The Aussie Dollar was hit hard on Wednesday, tumbling from a local high of 0.7630 all the way down to 0.7575; its weakest point since early July. If you were awake last night between 2-2.30am you’d have seen the pair very briefly back on a US 76 cents ‘big figure’ but it opens in London this morning around 0.7690.

GBP/AUD traded at 1.7336 and 1.7374 immediately after the Australian employment numbers were released and opens today around 1.7357. The volatility around the data was caused by apparently conflicting headlines. Consensus had looked for an increase in employment around +18k in October but the outturn was a much softer 3.7k rise. Full-time jobs rose 24,300 whilst part-time jobs fell 20,700.

But, even with softer employment numbers, the unemployment rate fell a tenth from 5.5% to 5.4%; helped in part by a small drop in the participation rate to 65.1%. Just as we’ve seen elsewhere in the world – and most notably in the US and UK – falling unemployment in Australia is not leading to higher wages. Australians have largely been shielded from the declines in real wages suffered in the UK and with no cheap immigrant labour, total pay is extremely high by international standards.

But, with no growth in real earnings and a huge burden of mortgage debt to be serviced, worries about slower household consumption should continue to weigh on the AUD from here. The days of an 80 cent AUD/USD rate are not coming back.

We’ve been warning over the last couple of days that the Canadian Dollar’s recent good run could be coming to an end and Wednesday was indeed a poor day for the currency.

USD/CAD rose around 70 pips to a high of 1.2787 whilst GBP/CAD touched a high of 1.6839. The CAD was hit by a combination of lower energy prices and a generally poor set of domestic economic data.

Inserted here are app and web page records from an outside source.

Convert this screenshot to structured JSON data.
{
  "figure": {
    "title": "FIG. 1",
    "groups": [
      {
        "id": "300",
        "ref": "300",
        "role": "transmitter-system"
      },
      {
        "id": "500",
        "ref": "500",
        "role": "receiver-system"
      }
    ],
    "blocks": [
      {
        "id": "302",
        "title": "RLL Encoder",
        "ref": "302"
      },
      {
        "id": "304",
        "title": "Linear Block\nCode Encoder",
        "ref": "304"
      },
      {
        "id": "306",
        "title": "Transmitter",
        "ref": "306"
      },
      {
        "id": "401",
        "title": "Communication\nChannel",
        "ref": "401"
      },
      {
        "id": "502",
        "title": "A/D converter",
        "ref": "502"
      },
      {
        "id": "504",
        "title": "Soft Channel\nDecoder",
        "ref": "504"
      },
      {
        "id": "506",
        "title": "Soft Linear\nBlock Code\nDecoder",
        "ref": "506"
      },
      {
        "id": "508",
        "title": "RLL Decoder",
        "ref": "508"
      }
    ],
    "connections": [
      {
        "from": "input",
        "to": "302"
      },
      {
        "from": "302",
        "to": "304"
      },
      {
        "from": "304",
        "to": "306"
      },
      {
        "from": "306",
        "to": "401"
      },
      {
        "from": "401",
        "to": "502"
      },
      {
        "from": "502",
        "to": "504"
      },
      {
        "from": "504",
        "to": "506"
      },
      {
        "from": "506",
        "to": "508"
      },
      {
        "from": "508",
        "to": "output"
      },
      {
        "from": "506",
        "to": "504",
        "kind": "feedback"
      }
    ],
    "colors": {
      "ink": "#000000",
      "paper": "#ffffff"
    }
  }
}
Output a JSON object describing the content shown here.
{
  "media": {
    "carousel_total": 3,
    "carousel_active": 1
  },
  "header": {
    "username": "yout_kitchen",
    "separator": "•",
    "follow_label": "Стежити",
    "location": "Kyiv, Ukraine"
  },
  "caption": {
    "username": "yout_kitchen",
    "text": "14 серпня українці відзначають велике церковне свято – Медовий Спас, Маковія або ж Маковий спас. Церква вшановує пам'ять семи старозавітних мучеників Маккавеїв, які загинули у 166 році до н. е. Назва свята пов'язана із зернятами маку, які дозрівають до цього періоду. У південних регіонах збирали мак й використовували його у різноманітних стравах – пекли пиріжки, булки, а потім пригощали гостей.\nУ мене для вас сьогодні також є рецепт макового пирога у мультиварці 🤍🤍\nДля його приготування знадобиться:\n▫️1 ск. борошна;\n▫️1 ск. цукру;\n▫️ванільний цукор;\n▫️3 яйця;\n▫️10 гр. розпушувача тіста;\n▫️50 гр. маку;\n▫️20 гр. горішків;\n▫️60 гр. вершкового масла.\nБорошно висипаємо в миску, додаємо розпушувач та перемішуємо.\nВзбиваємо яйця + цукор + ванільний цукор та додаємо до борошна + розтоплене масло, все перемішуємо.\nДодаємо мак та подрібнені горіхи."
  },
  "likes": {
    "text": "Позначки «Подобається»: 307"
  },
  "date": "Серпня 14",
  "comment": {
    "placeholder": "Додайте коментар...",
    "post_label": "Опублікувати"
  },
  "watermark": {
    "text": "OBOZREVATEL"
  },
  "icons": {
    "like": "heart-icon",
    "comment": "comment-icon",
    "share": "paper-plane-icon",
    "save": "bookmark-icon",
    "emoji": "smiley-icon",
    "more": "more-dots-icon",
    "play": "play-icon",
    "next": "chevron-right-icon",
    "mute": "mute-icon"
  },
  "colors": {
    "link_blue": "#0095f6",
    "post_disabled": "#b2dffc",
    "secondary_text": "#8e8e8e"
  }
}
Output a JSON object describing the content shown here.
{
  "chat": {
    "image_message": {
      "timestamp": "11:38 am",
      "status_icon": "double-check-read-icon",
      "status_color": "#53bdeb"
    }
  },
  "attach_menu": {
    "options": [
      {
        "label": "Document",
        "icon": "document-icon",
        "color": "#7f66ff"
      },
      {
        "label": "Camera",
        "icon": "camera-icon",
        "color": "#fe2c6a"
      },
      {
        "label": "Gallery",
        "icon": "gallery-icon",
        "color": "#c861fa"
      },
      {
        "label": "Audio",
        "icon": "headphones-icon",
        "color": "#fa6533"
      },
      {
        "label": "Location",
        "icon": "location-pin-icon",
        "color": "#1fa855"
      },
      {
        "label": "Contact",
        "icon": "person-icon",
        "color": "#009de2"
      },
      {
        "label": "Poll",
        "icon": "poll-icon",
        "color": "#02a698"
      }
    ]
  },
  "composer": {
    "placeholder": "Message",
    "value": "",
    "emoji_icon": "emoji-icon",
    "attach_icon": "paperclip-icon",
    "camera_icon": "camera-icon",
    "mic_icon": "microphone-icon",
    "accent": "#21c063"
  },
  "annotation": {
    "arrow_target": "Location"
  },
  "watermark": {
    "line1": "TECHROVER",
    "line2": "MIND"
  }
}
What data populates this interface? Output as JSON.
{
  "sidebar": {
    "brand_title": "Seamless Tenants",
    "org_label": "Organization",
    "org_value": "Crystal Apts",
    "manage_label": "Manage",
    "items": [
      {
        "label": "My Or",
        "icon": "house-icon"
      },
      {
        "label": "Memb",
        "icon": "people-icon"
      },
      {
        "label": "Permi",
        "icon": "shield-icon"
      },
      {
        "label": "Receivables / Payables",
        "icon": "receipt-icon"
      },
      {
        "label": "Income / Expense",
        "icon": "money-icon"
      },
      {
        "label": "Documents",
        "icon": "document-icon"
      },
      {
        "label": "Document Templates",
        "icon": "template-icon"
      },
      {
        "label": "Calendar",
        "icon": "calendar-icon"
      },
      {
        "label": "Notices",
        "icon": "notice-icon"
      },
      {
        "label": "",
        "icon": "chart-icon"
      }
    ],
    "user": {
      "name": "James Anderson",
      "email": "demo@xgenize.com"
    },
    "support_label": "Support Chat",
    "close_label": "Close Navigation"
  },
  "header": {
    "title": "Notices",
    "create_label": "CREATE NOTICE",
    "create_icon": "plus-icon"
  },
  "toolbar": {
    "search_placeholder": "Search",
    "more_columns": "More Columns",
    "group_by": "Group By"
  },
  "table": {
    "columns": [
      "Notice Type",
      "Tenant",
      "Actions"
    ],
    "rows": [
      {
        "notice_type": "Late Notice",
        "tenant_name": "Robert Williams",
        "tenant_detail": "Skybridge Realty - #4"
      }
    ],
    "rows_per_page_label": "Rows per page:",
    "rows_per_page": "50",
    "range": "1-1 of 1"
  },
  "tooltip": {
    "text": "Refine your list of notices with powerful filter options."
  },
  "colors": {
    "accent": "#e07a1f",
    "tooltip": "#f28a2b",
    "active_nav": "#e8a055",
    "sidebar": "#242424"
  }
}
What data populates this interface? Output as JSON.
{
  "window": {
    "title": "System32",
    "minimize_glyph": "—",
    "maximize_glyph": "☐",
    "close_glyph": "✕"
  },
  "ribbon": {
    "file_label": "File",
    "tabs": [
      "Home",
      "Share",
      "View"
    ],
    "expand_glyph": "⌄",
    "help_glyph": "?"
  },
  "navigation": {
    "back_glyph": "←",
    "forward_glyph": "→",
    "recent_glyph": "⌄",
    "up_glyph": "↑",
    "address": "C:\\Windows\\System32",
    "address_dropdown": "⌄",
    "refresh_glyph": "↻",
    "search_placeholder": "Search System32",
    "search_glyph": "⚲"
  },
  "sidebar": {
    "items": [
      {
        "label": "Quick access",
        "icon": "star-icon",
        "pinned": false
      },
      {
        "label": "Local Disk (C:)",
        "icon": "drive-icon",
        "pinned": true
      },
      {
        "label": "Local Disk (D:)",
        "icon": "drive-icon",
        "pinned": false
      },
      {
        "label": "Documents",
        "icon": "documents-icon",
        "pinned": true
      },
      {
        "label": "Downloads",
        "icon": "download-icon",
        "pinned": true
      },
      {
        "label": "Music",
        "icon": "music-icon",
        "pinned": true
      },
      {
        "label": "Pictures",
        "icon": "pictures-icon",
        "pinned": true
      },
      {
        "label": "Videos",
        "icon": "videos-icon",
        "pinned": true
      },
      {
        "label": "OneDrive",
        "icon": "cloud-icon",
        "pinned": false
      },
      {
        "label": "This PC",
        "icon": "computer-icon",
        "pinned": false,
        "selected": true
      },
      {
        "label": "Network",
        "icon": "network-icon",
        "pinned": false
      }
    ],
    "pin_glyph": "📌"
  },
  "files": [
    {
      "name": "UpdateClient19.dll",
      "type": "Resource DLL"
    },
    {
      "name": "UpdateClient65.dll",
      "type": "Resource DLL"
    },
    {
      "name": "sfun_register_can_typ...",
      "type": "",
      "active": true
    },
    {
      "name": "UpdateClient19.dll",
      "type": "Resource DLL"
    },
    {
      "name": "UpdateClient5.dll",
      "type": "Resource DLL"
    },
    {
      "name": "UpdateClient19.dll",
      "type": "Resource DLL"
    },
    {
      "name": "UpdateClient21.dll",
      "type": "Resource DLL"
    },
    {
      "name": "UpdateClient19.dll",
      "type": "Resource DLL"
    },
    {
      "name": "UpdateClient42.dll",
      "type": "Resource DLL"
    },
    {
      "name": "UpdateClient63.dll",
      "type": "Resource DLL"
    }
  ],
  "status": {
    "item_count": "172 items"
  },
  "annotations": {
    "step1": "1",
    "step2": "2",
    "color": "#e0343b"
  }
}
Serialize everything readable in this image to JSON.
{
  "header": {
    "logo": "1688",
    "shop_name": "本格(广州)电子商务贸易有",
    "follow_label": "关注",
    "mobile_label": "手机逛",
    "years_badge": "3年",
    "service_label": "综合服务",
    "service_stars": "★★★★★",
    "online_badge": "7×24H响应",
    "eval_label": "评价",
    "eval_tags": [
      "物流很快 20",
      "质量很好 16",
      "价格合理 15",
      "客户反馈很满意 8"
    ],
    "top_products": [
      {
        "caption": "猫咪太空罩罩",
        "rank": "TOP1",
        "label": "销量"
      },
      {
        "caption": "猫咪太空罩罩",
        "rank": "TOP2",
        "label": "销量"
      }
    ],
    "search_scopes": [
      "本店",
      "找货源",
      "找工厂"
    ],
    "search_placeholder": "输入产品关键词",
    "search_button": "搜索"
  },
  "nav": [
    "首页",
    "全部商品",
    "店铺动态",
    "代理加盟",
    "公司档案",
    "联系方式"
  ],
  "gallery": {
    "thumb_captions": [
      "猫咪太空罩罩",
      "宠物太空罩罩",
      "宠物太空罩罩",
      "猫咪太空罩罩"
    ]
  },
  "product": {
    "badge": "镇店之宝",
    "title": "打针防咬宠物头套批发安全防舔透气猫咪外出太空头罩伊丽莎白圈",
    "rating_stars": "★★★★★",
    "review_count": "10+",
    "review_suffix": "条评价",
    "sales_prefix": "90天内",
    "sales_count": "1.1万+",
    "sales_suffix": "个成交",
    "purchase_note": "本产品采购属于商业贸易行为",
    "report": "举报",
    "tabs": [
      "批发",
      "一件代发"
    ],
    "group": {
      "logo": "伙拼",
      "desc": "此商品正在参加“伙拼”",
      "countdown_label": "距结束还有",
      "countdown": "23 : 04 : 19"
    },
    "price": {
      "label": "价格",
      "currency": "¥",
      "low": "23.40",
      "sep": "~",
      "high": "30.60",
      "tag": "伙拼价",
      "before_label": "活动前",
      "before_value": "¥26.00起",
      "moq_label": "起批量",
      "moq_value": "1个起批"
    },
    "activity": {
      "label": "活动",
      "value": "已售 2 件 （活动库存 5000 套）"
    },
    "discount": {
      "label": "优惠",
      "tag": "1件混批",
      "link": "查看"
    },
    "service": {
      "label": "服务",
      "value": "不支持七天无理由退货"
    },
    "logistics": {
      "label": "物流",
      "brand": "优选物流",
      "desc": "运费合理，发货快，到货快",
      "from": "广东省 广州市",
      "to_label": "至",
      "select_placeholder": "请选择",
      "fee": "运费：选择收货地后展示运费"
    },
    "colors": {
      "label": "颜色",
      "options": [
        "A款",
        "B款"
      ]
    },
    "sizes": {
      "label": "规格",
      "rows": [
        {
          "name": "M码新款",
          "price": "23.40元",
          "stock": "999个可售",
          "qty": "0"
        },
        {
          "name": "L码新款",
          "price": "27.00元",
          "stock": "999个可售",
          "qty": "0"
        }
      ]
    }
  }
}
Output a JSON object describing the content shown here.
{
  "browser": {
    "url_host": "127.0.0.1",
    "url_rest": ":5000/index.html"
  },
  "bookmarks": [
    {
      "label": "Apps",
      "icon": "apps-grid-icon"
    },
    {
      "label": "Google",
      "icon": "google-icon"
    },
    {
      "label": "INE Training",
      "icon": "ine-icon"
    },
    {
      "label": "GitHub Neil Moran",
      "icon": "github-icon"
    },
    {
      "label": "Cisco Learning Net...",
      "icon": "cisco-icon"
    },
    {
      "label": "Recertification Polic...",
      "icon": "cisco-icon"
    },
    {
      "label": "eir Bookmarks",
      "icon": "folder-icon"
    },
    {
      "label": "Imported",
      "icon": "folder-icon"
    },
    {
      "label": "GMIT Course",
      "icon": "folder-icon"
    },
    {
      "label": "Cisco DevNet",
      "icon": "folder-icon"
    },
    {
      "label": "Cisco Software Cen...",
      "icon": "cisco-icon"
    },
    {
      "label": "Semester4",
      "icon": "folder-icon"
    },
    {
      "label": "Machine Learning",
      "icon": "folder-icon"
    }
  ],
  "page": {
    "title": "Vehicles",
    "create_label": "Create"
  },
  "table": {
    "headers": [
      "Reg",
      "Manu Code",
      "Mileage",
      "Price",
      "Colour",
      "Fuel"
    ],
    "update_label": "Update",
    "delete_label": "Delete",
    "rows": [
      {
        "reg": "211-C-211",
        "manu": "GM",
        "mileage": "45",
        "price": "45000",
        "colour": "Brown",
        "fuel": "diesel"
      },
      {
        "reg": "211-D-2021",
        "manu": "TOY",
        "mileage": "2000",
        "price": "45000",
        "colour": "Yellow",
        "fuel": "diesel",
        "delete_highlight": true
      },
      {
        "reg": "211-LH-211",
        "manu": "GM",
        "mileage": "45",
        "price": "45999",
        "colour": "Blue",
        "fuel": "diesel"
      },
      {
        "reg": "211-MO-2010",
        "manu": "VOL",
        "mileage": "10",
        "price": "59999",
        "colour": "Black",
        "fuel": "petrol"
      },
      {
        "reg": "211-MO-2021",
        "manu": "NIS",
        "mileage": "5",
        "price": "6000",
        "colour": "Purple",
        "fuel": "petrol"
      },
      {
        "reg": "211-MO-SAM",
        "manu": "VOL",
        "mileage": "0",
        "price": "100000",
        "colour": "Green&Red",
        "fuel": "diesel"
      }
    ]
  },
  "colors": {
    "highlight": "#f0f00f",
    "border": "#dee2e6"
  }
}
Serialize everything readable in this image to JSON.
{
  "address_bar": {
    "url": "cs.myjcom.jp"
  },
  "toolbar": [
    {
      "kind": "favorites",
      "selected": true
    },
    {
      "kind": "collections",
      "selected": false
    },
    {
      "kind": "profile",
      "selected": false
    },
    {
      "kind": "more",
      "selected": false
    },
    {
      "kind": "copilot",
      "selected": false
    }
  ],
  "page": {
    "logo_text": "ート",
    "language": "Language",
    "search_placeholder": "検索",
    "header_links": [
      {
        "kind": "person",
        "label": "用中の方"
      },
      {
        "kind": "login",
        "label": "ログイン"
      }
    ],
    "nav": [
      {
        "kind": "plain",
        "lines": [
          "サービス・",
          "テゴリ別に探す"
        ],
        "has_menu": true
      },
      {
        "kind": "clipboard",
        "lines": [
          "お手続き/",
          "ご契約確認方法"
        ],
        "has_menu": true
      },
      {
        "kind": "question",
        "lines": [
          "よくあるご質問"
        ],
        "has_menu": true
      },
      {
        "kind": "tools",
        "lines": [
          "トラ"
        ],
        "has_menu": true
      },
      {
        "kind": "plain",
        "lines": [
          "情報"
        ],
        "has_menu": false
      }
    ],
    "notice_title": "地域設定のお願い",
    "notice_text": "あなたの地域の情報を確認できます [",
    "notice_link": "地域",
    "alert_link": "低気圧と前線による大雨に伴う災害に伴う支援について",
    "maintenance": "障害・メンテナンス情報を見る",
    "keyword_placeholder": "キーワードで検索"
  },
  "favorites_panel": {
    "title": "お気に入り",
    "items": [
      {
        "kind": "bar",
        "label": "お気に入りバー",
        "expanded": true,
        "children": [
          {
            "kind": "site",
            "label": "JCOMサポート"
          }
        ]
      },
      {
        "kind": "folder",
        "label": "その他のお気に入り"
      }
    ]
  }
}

House prices in Canada fell another 1.0% m/m in October after a -0.8% decline in September which took the annual rate of growth down from 11.4% to 10.0%; a number which we can be virtually certain will fall much more sharply over the next 6-9 months.

As prices fell, so too did the pace of transactions with existing home sales up just 0.9% m/m in October after a 2.1% m/m gain in September. In the commodities complex which has recently been one of the big props for the currency, NYMEX crude ended the day unchanged at $55.45 having at one point fallen as low as $55.16. It trades at $55.36 this morning with Natural Gas unchanged at $3.08. USD/CAD opens in London this morning around 1.2781 with GBP/CAD at 1.6795.

Price action in the New Zealand Dollar has been very poor over the last 18 hours. From a high of USD0.6918 just before the latest US economic numbers on Wednesday, it has fallen steadily and almost without interruption to 0.6850; just above Tuesday’s intra-day low of 0.6847.

GBP/NZD has been as high as 1.9219; its best level in two weeks whilst the AUD/NZD cross is around 30 pips higher at 1.1070. Our economic tongue has been firmly in cheek this week as we’ve spoken about the upcoming NZ concrete production numbers and here’s the chance to report on them: The delivery of ready-mixed concrete in the 3 months to September fell slightly from the June quarter, and is barely above the level it was a year ago.

The main centres of population are now showing year-on-year declines; Auckland is down -4.2%, Wellington is down -12.5% and Christchurch down -14.6%. Meantime, separate figures showed the ANZRoy Morgan Consumer Confidence Index eased from 126.3 to 123.7 in November; its lowest in 7 months. Looking ahead, Friday brings PMI and PPI data but with no RBNZ meeting now until February 8th, it’s difficult for international investors to be particularly enthusiastic one way or another about the NZD.